┌────────

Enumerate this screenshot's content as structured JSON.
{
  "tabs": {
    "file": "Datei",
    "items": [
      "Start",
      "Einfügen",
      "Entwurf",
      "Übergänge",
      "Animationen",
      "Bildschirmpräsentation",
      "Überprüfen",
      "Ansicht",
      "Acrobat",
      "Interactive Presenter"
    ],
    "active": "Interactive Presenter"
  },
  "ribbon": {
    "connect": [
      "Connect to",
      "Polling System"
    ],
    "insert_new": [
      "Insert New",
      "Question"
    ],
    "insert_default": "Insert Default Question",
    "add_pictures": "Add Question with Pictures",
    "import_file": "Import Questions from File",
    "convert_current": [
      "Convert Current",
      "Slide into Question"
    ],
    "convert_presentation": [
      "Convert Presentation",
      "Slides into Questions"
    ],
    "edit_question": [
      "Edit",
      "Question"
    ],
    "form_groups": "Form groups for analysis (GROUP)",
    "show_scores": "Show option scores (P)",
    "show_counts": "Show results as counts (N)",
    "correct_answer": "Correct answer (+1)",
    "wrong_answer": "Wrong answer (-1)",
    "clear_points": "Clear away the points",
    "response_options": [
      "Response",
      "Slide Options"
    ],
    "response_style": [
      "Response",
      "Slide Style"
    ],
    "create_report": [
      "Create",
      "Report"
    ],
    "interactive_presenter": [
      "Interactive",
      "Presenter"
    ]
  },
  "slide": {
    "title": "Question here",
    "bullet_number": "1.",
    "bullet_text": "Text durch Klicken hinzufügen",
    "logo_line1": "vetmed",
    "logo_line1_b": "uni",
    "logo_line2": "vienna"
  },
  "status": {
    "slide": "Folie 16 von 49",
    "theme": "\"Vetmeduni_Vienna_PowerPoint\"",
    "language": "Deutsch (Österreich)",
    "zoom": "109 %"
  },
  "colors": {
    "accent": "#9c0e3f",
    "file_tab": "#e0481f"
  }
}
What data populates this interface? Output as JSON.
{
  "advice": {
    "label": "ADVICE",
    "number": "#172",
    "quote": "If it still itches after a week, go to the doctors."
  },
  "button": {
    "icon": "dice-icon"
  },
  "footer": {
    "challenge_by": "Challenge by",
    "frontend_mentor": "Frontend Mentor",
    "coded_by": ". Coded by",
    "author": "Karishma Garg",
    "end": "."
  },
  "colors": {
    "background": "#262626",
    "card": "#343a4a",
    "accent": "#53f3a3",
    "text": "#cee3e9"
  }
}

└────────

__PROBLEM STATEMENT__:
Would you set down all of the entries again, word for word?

__ANSWER BOX__:
Enumerate this screenshot's content as structured JSON.
{
  "tabs": {
    "file": "Datei",
    "items": [
      "Start",
      "Einfügen",
      "Entwurf",
      "Übergänge",
      "Animationen",
      "Bildschirmpräsentation",
      "Überprüfen",
      "Ansicht",
      "Acrobat",
      "Interactive Presenter"
    ],
    "active": "Interactive Presenter"
  },
  "ribbon": {
    "connect": [
      "Connect to",
      "Polling System"
    ],
    "insert_new": [
      "Insert New",
      "Question"
    ],
    "insert_default": "Insert Default Question",
    "add_pictures": "Add Question with Pictures",
    "import_file": "Import Questions from File",
    "convert_current": [
      "Convert Current",
      "Slide into Question"
    ],
    "convert_presentation": [
      "Convert Presentation",
      "Slides into Questions"
    ],
    "edit_question": [
      "Edit",
      "Question"
    ],
    "form_groups": "Form groups for analysis (GROUP)",
    "show_scores": "Show option scores (P)",
    "show_counts": "Show results as counts (N)",
    "correct_answer": "Correct answer (+1)",
    "wrong_answer": "Wrong answer (-1)",
    "clear_points": "Clear away the points",
    "response_options": [
      "Response",
      "Slide Options"
    ],
    "response_style": [
      "Response",
      "Slide Style"
    ],
    "create_report": [
      "Create",
      "Report"
    ],
    "interactive_presenter": [
      "Interactive",
      "Presenter"
    ]
  },
  "slide": {
    "title": "Question here",
    "bullet_number": "1.",
    "bullet_text": "Text durch Klicken hinzufügen",
    "logo_line1": "vetmed",
    "logo_line1_b": "uni",
    "logo_line2": "vienna"
  },
  "status": {
    "slide": "Folie 16 von 49",
    "theme": "\"Vetmeduni_Vienna_PowerPoint\"",
    "language": "Deutsch (Österreich)",
    "zoom": "109 %"
  },
  "colors": {
    "accent": "#9c0e3f",
    "file_tab": "#e0481f"
  }
}
What data populates this interface? Output as JSON.
{
  "advice": {
    "label": "ADVICE",
    "number": "#172",
    "quote": "If it still itches after a week, go to the doctors."
  },
  "button": {
    "icon": "dice-icon"
  },
  "footer": {
    "challenge_by": "Challenge by",
    "frontend_mentor": "Frontend Mentor",
    "coded_by": ". Coded by",
    "author": "Karishma Garg",
    "end": "."
  },
  "colors": {
    "background": "#262626",
    "card": "#343a4a",
    "accent": "#53f3a3",
    "text": "#cee3e9"
  }
}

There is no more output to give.